The musical takes the stance that we, American consumers, don’t care about the origin of our electronics, or shit, as much as we should. We are addicted to our products and crave them without ever knowing about the hands that have been broken, the factory-worker suicides, and the blacklisting of Foxconn workers in the building of our technology. I totally get this. I am one of those consumers. It’s nice to know that I am not alone in my tech-obsession.

Although this is a heavy-message piece, it has quite a few comedic moments. Some of the best come courtesy of the strong female actors in the chorus: Gillian Jackson Han and Emily Kester. Turning Daisey’s original monologue into an ensemble piece proves successful thanks mainly to, well, the ensemble, which is rounded out by Phil Dickerson and Mikey Cafarelli.

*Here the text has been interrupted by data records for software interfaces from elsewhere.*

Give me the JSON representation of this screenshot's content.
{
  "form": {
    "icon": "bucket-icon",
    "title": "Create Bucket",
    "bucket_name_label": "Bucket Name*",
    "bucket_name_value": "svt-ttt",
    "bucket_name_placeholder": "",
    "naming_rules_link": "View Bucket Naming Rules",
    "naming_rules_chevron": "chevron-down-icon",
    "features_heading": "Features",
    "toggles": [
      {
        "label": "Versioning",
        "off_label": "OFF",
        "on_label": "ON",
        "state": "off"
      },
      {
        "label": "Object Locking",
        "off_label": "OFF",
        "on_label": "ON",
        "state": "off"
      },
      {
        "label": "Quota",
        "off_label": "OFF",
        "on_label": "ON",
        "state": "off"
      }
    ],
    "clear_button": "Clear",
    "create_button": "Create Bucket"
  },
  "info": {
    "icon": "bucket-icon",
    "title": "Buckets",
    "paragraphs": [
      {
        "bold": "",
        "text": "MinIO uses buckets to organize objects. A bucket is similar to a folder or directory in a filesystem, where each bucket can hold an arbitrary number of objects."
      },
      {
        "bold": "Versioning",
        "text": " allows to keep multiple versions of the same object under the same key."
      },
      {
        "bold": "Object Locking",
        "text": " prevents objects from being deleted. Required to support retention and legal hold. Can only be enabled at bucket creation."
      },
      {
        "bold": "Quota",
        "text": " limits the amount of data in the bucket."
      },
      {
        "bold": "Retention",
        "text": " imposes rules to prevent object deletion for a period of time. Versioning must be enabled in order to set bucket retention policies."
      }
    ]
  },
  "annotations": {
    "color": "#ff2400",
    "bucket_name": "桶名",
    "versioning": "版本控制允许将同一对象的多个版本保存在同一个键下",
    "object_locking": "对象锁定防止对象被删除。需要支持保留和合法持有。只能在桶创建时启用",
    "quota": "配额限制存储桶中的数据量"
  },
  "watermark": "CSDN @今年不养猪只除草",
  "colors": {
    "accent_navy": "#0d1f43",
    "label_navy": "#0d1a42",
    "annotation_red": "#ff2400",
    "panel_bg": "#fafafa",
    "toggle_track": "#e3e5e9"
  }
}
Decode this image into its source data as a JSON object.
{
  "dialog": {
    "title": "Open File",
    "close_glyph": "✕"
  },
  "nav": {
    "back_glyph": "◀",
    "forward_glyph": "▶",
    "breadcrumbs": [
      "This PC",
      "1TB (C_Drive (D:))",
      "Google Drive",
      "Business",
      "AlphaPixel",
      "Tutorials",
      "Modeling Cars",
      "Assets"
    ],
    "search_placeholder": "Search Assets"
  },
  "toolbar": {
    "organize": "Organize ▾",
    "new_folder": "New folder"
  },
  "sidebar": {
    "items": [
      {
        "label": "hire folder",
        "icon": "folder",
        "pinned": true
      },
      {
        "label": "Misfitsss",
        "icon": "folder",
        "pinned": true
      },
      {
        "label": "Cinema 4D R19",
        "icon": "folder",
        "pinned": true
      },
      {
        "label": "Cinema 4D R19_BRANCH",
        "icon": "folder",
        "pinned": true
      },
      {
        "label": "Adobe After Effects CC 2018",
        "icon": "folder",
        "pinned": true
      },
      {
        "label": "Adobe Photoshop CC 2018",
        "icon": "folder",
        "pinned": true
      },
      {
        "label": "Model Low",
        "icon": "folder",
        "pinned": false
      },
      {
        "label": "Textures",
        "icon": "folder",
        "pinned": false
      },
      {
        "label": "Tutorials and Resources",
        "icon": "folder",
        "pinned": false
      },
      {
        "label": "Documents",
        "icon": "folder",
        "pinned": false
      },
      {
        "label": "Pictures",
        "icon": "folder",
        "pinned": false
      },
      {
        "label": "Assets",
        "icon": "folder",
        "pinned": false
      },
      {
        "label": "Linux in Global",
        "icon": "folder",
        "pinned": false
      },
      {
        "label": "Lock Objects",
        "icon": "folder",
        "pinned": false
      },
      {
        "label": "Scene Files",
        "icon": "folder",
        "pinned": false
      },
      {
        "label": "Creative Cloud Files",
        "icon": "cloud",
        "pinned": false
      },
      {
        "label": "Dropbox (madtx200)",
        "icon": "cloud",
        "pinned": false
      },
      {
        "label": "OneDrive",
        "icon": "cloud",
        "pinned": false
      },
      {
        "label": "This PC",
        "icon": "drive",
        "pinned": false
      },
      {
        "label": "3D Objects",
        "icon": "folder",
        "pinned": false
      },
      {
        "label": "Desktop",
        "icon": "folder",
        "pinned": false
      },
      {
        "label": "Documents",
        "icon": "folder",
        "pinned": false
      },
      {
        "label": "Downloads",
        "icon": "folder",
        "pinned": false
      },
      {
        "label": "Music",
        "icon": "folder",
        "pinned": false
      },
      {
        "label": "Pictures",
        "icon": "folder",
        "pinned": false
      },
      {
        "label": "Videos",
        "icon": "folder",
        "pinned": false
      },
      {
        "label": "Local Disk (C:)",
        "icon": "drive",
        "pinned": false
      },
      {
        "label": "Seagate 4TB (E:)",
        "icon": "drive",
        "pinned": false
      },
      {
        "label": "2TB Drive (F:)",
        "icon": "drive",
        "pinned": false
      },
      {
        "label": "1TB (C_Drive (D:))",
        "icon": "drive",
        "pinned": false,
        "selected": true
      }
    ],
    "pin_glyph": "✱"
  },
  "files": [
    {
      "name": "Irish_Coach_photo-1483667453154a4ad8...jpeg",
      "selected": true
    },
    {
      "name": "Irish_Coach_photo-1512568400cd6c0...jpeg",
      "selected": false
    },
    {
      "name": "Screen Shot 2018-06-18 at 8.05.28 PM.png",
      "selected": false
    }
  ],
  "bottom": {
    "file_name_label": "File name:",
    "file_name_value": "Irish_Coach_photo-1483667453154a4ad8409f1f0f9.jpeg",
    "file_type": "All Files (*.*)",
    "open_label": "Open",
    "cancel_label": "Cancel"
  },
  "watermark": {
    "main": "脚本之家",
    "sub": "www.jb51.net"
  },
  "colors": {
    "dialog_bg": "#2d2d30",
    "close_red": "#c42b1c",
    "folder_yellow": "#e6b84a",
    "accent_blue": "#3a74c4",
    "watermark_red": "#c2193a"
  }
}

The projections also enhanced the musical. Remember that little paperclip helper dude from PowerPoint? He makes an appearance. Maybe even steals the show.

See it if: You know nothing about Foxconn. You really should know about the wounded hands that produced your device.

Skip it if: You are a Steve Jobs fan, and think he’s a genius, not an asshole.